**Exercise description**: Of the lines below, report only those that contain "JSON".

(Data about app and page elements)
------------------------------------------------

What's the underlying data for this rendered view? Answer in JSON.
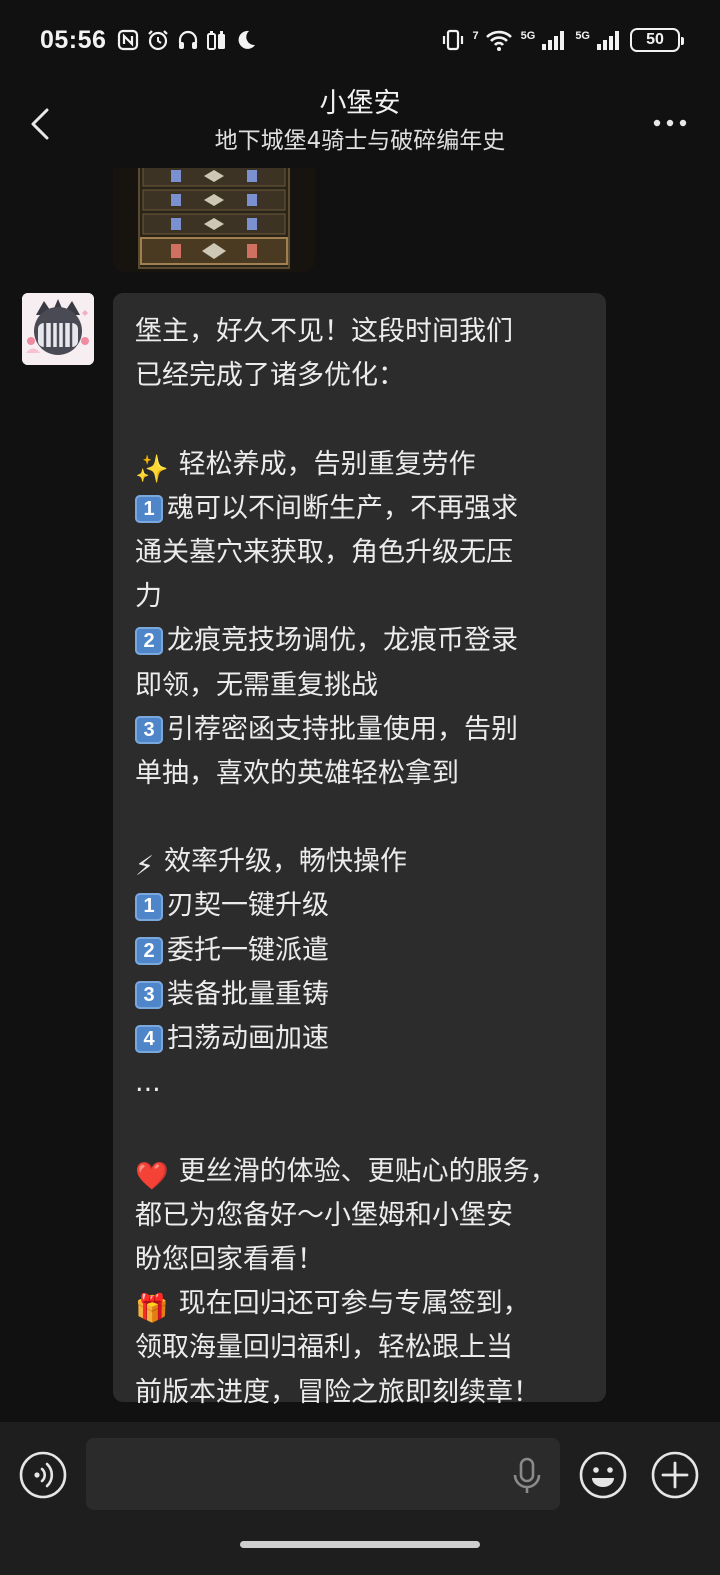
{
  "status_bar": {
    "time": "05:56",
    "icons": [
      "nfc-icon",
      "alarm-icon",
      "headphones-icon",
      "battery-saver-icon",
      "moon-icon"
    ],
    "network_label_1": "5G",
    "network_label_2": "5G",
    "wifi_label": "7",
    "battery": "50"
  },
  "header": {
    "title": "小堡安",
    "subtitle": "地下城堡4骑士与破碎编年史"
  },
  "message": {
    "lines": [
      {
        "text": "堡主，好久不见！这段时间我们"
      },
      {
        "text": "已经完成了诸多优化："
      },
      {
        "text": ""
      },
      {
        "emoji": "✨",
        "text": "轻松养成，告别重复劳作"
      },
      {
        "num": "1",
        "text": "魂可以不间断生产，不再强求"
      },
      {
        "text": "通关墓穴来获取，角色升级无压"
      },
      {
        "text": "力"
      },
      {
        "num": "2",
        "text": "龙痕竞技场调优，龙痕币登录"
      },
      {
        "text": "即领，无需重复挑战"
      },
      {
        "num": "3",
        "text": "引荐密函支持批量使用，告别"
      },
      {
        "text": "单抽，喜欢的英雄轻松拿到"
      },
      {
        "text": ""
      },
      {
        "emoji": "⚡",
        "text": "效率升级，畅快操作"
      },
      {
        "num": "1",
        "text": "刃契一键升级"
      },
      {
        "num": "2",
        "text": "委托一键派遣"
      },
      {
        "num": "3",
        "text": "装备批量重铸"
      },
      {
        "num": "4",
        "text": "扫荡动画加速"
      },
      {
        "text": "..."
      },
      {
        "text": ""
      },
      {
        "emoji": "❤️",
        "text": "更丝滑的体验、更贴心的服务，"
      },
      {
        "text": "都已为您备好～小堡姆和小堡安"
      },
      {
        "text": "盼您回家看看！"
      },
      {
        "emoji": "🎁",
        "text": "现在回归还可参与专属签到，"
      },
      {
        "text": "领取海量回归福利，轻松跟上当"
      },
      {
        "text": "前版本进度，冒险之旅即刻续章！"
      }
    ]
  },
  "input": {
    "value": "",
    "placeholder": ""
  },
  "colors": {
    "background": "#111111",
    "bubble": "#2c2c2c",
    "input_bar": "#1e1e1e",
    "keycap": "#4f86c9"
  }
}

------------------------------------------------

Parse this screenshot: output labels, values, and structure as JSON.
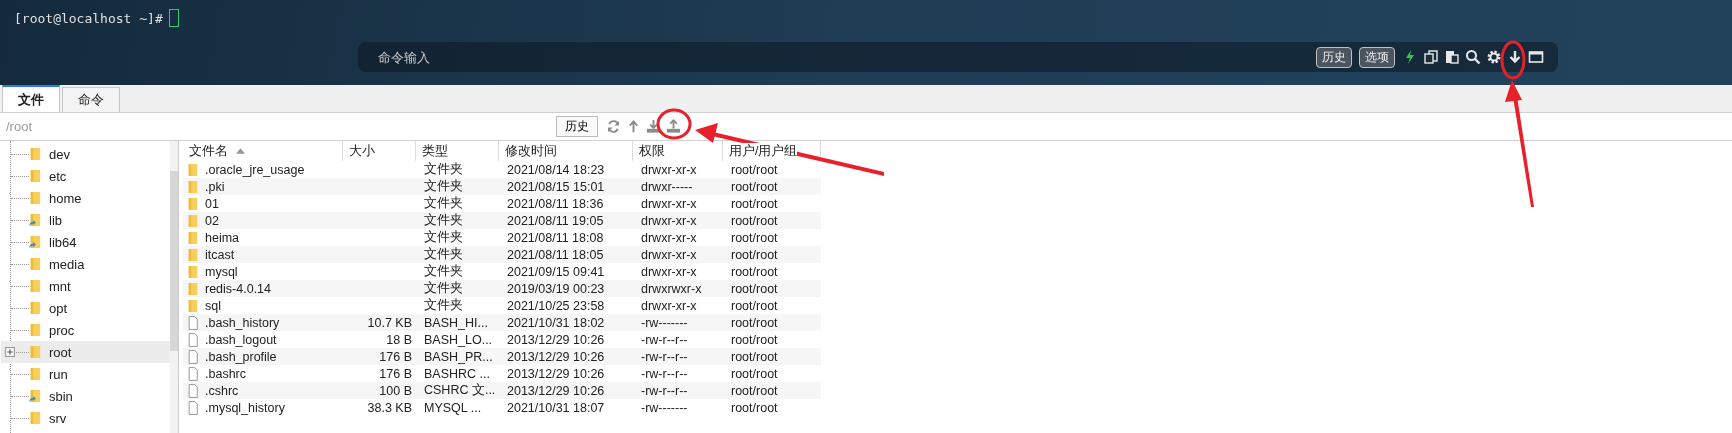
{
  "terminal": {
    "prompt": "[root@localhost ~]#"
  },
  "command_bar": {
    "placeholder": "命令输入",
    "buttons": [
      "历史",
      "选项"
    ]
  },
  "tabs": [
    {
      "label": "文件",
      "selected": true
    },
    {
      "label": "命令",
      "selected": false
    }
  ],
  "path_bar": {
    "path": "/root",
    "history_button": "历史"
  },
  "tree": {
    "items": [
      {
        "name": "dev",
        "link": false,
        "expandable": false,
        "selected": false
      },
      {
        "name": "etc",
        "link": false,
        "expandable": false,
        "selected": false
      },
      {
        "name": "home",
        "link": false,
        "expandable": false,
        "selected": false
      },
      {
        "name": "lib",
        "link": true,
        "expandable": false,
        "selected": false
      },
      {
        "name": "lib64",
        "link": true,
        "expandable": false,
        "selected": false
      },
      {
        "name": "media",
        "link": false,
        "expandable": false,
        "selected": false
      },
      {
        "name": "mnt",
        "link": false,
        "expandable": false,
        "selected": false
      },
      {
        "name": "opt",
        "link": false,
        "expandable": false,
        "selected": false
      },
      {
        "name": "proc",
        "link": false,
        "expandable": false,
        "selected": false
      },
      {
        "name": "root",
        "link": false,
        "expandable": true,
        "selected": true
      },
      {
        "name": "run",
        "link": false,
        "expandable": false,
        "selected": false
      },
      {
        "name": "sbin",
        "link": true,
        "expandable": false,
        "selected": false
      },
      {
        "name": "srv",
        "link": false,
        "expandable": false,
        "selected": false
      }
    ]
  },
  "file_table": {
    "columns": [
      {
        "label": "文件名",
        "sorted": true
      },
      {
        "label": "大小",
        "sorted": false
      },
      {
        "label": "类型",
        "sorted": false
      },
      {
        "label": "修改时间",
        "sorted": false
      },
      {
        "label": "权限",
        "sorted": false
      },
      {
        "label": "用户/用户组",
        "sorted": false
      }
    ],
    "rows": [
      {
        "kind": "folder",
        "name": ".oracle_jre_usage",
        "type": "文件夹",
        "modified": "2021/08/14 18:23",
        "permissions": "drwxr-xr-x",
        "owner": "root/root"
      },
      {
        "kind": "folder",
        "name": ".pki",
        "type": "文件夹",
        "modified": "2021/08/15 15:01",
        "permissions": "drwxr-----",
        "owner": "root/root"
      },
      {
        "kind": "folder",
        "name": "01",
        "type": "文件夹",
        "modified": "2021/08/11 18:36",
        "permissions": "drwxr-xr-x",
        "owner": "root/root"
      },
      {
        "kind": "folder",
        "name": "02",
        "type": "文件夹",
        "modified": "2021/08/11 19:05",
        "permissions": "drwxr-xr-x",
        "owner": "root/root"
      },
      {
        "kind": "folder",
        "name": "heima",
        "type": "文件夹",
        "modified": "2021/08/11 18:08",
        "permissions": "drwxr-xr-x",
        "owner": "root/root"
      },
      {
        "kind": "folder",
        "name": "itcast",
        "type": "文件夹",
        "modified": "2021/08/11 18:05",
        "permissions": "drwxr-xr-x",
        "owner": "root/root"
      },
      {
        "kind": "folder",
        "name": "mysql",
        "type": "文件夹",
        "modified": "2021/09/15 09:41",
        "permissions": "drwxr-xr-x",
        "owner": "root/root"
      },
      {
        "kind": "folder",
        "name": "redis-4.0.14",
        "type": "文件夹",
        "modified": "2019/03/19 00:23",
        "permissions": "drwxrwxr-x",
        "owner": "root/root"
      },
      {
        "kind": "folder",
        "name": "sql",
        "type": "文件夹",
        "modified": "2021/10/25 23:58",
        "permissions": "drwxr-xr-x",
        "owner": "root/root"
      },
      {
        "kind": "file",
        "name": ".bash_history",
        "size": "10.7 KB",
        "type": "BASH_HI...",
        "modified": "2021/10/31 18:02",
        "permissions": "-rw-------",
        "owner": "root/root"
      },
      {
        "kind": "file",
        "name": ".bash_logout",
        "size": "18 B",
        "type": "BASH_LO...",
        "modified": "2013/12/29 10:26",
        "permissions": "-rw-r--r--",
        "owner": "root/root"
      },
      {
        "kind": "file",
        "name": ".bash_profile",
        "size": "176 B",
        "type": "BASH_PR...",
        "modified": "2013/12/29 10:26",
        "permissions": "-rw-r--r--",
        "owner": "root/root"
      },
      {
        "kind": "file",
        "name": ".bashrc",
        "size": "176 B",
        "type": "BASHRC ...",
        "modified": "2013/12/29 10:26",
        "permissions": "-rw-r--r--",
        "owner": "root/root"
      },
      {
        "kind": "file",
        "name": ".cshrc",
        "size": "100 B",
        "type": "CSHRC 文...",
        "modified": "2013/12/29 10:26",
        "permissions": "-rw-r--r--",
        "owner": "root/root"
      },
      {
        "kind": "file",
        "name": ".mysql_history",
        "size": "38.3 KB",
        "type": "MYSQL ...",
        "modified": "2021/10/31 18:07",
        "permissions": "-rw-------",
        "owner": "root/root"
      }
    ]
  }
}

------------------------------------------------

**Exercise solution**:
What's the underlying data for this rendered view? Answer in JSON.
Parse this screenshot: output labels, values, and structure as JSON.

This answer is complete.